## Task description
Look through the data for the string "subtitle". Copy every line where it is found.

Given records below:

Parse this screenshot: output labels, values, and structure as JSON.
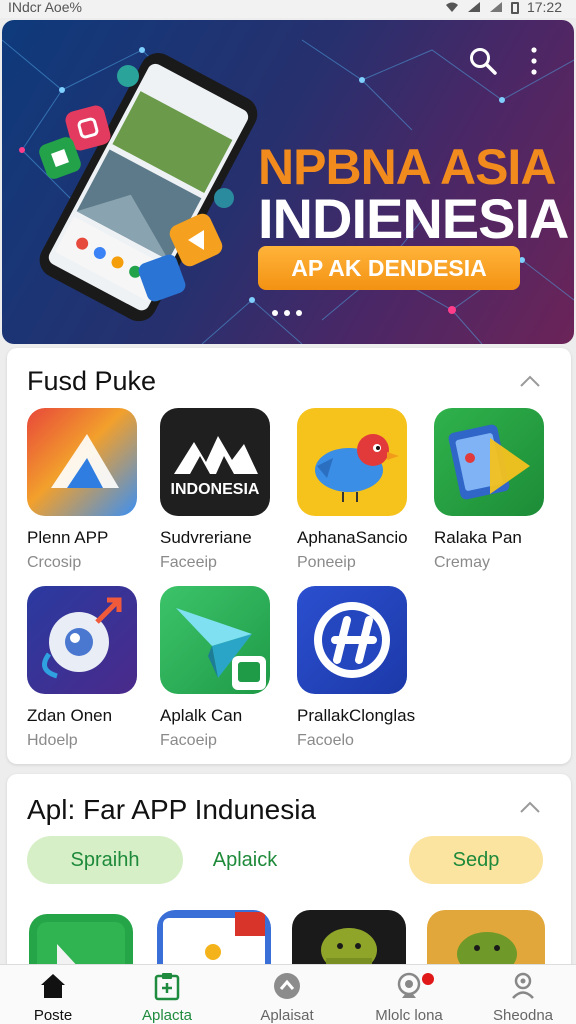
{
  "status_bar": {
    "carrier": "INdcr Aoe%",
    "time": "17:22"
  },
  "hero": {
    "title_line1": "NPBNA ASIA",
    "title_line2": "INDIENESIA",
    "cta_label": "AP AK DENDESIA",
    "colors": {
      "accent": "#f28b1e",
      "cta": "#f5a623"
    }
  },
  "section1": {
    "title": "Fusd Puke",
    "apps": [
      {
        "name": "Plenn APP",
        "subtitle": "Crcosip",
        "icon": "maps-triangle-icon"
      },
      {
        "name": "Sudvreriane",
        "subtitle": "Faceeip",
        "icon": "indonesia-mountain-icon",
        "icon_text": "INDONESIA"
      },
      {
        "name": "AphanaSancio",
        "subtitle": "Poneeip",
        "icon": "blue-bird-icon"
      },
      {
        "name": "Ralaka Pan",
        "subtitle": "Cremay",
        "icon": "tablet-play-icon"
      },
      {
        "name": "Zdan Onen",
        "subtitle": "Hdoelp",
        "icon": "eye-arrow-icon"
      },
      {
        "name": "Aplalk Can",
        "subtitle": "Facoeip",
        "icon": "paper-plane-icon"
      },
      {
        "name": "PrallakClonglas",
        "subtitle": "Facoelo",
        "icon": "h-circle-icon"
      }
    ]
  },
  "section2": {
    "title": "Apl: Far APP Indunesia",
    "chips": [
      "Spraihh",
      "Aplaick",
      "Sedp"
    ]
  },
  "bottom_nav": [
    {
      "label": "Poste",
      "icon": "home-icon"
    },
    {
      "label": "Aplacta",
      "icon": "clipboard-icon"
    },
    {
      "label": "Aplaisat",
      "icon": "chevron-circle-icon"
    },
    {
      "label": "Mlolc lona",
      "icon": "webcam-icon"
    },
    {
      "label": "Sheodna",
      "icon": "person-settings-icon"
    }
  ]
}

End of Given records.
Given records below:

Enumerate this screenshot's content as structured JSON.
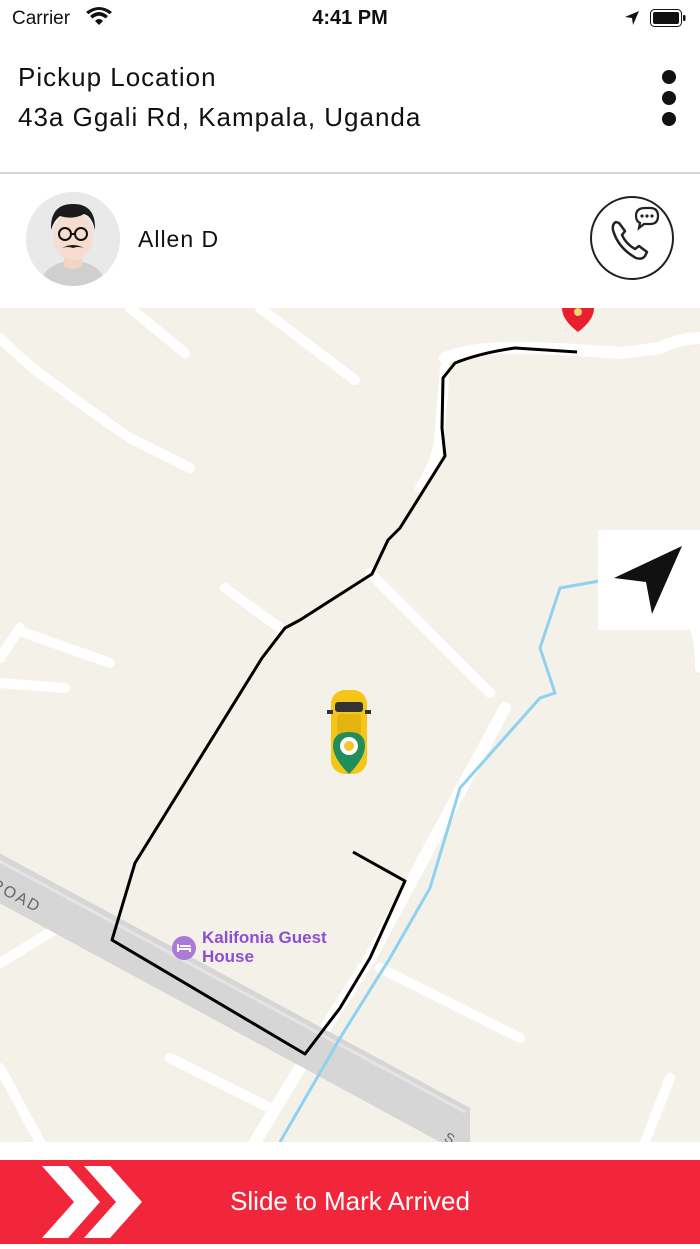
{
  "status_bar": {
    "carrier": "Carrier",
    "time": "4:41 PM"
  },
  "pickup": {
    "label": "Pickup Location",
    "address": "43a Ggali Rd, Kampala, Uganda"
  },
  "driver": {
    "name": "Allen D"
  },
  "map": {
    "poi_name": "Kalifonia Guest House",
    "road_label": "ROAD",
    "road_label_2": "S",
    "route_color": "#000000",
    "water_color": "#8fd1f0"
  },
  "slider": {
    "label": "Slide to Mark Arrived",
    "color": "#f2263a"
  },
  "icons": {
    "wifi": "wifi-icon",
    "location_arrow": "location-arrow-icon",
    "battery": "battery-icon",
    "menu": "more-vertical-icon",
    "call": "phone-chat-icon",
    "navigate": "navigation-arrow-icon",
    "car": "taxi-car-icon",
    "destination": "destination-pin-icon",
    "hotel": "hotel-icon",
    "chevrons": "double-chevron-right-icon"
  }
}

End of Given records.

## Response area
        "subtitle": "Crcosip",
        "subtitle": "Faceeip",
        "subtitle": "Poneeip",
        "subtitle": "Cremay",
        "subtitle": "Hdoelp",
        "subtitle": "Facoeip",
        "subtitle": "Facoelo",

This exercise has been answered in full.